YOUR GOAL: What is needed here is a verbatim copy of the records that follow.
Top of INFORMATION PROVIDED
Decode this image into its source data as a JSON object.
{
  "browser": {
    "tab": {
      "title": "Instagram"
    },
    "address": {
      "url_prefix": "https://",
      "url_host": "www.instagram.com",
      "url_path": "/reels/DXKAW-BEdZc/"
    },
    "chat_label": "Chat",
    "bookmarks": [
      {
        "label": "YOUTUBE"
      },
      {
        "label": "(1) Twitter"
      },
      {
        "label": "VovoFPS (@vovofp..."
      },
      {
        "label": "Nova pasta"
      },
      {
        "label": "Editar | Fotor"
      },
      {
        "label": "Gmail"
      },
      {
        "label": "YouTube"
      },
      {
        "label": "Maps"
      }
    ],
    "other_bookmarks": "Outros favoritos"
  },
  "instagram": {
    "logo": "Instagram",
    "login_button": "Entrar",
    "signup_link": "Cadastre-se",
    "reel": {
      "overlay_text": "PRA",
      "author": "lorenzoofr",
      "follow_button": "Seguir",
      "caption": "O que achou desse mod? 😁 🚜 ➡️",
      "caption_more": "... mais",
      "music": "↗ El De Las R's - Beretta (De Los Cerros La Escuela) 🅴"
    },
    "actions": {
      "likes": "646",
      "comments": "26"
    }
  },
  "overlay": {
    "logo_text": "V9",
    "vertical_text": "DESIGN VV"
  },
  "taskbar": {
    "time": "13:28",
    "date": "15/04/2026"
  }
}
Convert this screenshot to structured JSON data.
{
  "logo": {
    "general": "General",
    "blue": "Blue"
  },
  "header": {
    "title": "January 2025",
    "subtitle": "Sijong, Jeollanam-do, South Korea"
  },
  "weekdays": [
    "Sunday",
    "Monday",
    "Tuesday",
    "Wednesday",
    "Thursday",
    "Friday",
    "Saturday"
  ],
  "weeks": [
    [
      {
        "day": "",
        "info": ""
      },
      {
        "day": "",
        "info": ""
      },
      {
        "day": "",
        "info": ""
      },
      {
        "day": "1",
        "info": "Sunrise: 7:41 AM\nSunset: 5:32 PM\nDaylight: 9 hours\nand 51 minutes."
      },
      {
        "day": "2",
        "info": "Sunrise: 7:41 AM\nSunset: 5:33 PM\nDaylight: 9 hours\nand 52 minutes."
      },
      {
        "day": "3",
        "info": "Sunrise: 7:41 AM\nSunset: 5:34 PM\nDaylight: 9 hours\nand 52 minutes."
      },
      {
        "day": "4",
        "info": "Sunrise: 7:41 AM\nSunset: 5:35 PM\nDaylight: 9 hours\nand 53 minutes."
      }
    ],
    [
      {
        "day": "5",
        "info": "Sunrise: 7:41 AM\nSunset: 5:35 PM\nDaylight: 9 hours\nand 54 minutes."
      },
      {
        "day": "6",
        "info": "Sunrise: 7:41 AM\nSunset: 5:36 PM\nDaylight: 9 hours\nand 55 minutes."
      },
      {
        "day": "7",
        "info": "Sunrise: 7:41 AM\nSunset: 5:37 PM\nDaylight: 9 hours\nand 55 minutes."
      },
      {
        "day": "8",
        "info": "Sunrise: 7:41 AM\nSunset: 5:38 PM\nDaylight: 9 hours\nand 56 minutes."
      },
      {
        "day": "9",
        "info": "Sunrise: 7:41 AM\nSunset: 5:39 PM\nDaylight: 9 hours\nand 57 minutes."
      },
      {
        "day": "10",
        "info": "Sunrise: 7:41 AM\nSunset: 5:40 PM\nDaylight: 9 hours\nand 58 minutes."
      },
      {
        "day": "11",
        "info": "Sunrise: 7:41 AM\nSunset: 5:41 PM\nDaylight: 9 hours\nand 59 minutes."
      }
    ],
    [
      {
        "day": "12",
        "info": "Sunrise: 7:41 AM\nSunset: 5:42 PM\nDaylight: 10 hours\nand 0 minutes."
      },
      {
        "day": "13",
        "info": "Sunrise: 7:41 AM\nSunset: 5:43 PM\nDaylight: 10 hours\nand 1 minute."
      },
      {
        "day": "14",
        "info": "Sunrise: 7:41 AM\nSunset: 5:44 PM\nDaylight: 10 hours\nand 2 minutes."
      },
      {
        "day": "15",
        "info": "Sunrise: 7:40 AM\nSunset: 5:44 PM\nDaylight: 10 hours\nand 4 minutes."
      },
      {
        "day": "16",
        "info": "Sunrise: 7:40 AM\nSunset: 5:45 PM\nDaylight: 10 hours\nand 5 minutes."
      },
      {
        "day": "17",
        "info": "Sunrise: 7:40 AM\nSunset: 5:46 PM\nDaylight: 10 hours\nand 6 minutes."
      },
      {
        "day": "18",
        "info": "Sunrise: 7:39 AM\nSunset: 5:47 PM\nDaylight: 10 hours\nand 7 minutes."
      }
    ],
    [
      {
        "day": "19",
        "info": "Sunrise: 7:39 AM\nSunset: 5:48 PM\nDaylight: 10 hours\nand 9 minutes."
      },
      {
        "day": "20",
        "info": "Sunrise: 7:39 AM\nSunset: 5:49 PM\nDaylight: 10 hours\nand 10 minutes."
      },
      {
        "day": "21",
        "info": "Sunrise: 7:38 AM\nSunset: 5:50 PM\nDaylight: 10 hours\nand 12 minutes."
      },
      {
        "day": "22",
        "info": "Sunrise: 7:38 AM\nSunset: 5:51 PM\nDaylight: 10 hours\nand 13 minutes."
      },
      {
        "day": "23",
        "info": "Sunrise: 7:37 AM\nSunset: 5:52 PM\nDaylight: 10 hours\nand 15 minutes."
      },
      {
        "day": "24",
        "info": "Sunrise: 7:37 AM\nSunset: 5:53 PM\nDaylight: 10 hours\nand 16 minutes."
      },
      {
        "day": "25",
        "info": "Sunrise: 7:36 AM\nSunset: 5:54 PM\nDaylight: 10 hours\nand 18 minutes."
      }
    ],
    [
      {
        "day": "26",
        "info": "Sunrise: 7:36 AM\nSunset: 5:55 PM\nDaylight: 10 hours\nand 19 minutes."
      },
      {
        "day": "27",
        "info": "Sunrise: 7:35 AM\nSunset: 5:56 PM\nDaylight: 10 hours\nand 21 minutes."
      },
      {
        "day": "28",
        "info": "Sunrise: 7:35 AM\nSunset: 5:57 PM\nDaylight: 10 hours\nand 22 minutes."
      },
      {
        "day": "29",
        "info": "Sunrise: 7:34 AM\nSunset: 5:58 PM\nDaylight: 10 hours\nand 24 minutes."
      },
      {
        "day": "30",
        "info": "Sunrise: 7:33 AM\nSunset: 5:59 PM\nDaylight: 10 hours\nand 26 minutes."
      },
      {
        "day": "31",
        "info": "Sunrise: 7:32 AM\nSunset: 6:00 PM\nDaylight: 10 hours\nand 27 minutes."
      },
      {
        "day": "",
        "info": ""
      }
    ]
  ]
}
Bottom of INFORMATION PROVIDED
TASK RESULT:
Decode this image into its source data as a JSON object.
{
  "browser": {
    "tab": {
      "title": "Instagram"
    },
    "address": {
      "url_prefix": "https://",
      "url_host": "www.instagram.com",
      "url_path": "/reels/DXKAW-BEdZc/"
    },
    "chat_label": "Chat",
    "bookmarks": [
      {
        "label": "YOUTUBE"
      },
      {
        "label": "(1) Twitter"
      },
      {
        "label": "VovoFPS (@vovofp..."
      },
      {
        "label": "Nova pasta"
      },
      {
        "label": "Editar | Fotor"
      },
      {
        "label": "Gmail"
      },
      {
        "label": "YouTube"
      },
      {
        "label": "Maps"
      }
    ],
    "other_bookmarks": "Outros favoritos"
  },
  "instagram": {
    "logo": "Instagram",
    "login_button": "Entrar",
    "signup_link": "Cadastre-se",
    "reel": {
      "overlay_text": "PRA",
      "author": "lorenzoofr",
      "follow_button": "Seguir",
      "caption": "O que achou desse mod? 😁 🚜 ➡️",
      "caption_more": "... mais",
      "music": "↗ El De Las R's - Beretta (De Los Cerros La Escuela) 🅴"
    },
    "actions": {
      "likes": "646",
      "comments": "26"
    }
  },
  "overlay": {
    "logo_text": "V9",
    "vertical_text": "DESIGN VV"
  },
  "taskbar": {
    "time": "13:28",
    "date": "15/04/2026"
  }
}
Convert this screenshot to structured JSON data.
{
  "logo": {
    "general": "General",
    "blue": "Blue"
  },
  "header": {
    "title": "January 2025",
    "subtitle": "Sijong, Jeollanam-do, South Korea"
  },
  "weekdays": [
    "Sunday",
    "Monday",
    "Tuesday",
    "Wednesday",
    "Thursday",
    "Friday",
    "Saturday"
  ],
  "weeks": [
    [
      {
        "day": "",
        "info": ""
      },
      {
        "day": "",
        "info": ""
      },
      {
        "day": "",
        "info": ""
      },
      {
        "day": "1",
        "info": "Sunrise: 7:41 AM\nSunset: 5:32 PM\nDaylight: 9 hours\nand 51 minutes."
      },
      {
        "day": "2",
        "info": "Sunrise: 7:41 AM\nSunset: 5:33 PM\nDaylight: 9 hours\nand 52 minutes."
      },
      {
        "day": "3",
        "info": "Sunrise: 7:41 AM\nSunset: 5:34 PM\nDaylight: 9 hours\nand 52 minutes."
      },
      {
        "day": "4",
        "info": "Sunrise: 7:41 AM\nSunset: 5:35 PM\nDaylight: 9 hours\nand 53 minutes."
      }
    ],
    [
      {
        "day": "5",
        "info": "Sunrise: 7:41 AM\nSunset: 5:35 PM\nDaylight: 9 hours\nand 54 minutes."
      },
      {
        "day": "6",
        "info": "Sunrise: 7:41 AM\nSunset: 5:36 PM\nDaylight: 9 hours\nand 55 minutes."
      },
      {
        "day": "7",
        "info": "Sunrise: 7:41 AM\nSunset: 5:37 PM\nDaylight: 9 hours\nand 55 minutes."
      },
      {
        "day": "8",
        "info": "Sunrise: 7:41 AM\nSunset: 5:38 PM\nDaylight: 9 hours\nand 56 minutes."
      },
      {
        "day": "9",
        "info": "Sunrise: 7:41 AM\nSunset: 5:39 PM\nDaylight: 9 hours\nand 57 minutes."
      },
      {
        "day": "10",
        "info": "Sunrise: 7:41 AM\nSunset: 5:40 PM\nDaylight: 9 hours\nand 58 minutes."
      },
      {
        "day": "11",
        "info": "Sunrise: 7:41 AM\nSunset: 5:41 PM\nDaylight: 9 hours\nand 59 minutes."
      }
    ],
    [
      {
        "day": "12",
        "info": "Sunrise: 7:41 AM\nSunset: 5:42 PM\nDaylight: 10 hours\nand 0 minutes."
      },
      {
        "day": "13",
        "info": "Sunrise: 7:41 AM\nSunset: 5:43 PM\nDaylight: 10 hours\nand 1 minute."
      },
      {
        "day": "14",
        "info": "Sunrise: 7:41 AM\nSunset: 5:44 PM\nDaylight: 10 hours\nand 2 minutes."
      },
      {
        "day": "15",
        "info": "Sunrise: 7:40 AM\nSunset: 5:44 PM\nDaylight: 10 hours\nand 4 minutes."
      },
      {
        "day": "16",
        "info": "Sunrise: 7:40 AM\nSunset: 5:45 PM\nDaylight: 10 hours\nand 5 minutes."
      },
      {
        "day": "17",
        "info": "Sunrise: 7:40 AM\nSunset: 5:46 PM\nDaylight: 10 hours\nand 6 minutes."
      },
      {
        "day": "18",
        "info": "Sunrise: 7:39 AM\nSunset: 5:47 PM\nDaylight: 10 hours\nand 7 minutes."
      }
    ],
    [
      {
        "day": "19",
        "info": "Sunrise: 7:39 AM\nSunset: 5:48 PM\nDaylight: 10 hours\nand 9 minutes."
      },
      {
        "day": "20",
        "info": "Sunrise: 7:39 AM\nSunset: 5:49 PM\nDaylight: 10 hours\nand 10 minutes."
      },
      {
        "day": "21",
        "info": "Sunrise: 7:38 AM\nSunset: 5:50 PM\nDaylight: 10 hours\nand 12 minutes."
      },
      {
        "day": "22",
        "info": "Sunrise: 7:38 AM\nSunset: 5:51 PM\nDaylight: 10 hours\nand 13 minutes."
      },
      {
        "day": "23",
        "info": "Sunrise: 7:37 AM\nSunset: 5:52 PM\nDaylight: 10 hours\nand 15 minutes."
      },
      {
        "day": "24",
        "info": "Sunrise: 7:37 AM\nSunset: 5:53 PM\nDaylight: 10 hours\nand 16 minutes."
      },
      {
        "day": "25",
        "info": "Sunrise: 7:36 AM\nSunset: 5:54 PM\nDaylight: 10 hours\nand 18 minutes."
      }
    ],
    [
      {
        "day": "26",
        "info": "Sunrise: 7:36 AM\nSunset: 5:55 PM\nDaylight: 10 hours\nand 19 minutes."
      },
      {
        "day": "27",
        "info": "Sunrise: 7:35 AM\nSunset: 5:56 PM\nDaylight: 10 hours\nand 21 minutes."
      },
      {
        "day": "28",
        "info": "Sunrise: 7:35 AM\nSunset: 5:57 PM\nDaylight: 10 hours\nand 22 minutes."
      },
      {
        "day": "29",
        "info": "Sunrise: 7:34 AM\nSunset: 5:58 PM\nDaylight: 10 hours\nand 24 minutes."
      },
      {
        "day": "30",
        "info": "Sunrise: 7:33 AM\nSunset: 5:59 PM\nDaylight: 10 hours\nand 26 minutes."
      },
      {
        "day": "31",
        "info": "Sunrise: 7:32 AM\nSunset: 6:00 PM\nDaylight: 10 hours\nand 27 minutes."
      },
      {
        "day": "",
        "info": ""
      }
    ]
  ]
}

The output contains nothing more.